TASK DETAILS :: Each record below is to be retyped exactly, with its pictures omitted.

[App and web page records]
■ ■ ■ ■ ■

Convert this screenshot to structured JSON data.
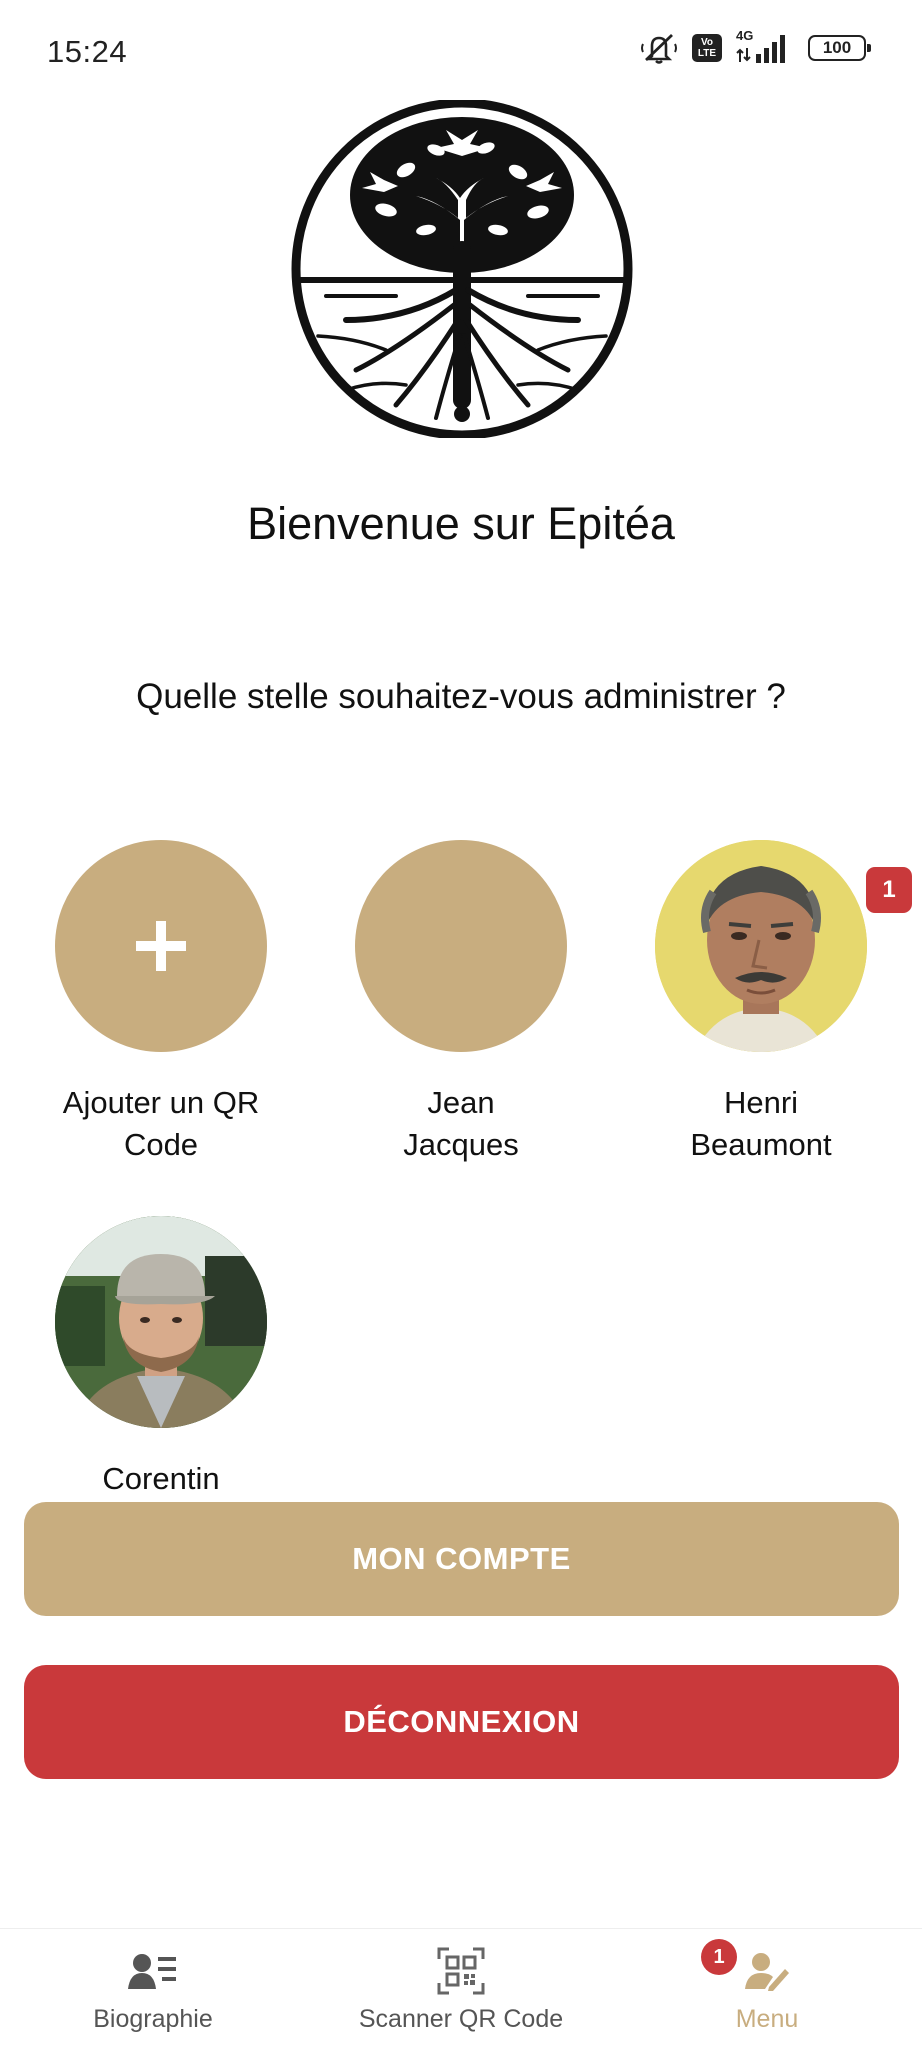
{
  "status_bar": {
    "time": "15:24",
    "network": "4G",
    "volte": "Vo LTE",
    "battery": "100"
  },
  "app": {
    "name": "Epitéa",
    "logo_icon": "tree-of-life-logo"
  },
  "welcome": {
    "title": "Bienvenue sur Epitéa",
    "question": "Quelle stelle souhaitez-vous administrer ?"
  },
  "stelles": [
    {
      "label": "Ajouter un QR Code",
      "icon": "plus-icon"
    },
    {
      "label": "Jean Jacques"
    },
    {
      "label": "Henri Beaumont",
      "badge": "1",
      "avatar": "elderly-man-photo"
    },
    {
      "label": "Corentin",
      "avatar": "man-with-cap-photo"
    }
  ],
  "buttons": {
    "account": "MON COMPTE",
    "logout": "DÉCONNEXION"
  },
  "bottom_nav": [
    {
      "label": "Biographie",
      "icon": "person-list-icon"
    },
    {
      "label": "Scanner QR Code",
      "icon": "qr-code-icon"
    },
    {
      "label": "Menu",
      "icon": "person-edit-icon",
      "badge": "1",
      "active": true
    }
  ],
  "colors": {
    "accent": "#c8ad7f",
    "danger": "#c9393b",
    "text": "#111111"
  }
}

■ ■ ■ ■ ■

ANSWER TO THIS TASK ::
Convert this screenshot to structured JSON data.
{
  "status_bar": {
    "time": "15:24",
    "network": "4G",
    "volte": "Vo LTE",
    "battery": "100"
  },
  "app": {
    "name": "Epitéa",
    "logo_icon": "tree-of-life-logo"
  },
  "welcome": {
    "title": "Bienvenue sur Epitéa",
    "question": "Quelle stelle souhaitez-vous administrer ?"
  },
  "stelles": [
    {
      "label": "Ajouter un QR Code",
      "icon": "plus-icon"
    },
    {
      "label": "Jean Jacques"
    },
    {
      "label": "Henri Beaumont",
      "badge": "1",
      "avatar": "elderly-man-photo"
    },
    {
      "label": "Corentin",
      "avatar": "man-with-cap-photo"
    }
  ],
  "buttons": {
    "account": "MON COMPTE",
    "logout": "DÉCONNEXION"
  },
  "bottom_nav": [
    {
      "label": "Biographie",
      "icon": "person-list-icon"
    },
    {
      "label": "Scanner QR Code",
      "icon": "qr-code-icon"
    },
    {
      "label": "Menu",
      "icon": "person-edit-icon",
      "badge": "1",
      "active": true
    }
  ],
  "colors": {
    "accent": "#c8ad7f",
    "danger": "#c9393b",
    "text": "#111111"
  }
}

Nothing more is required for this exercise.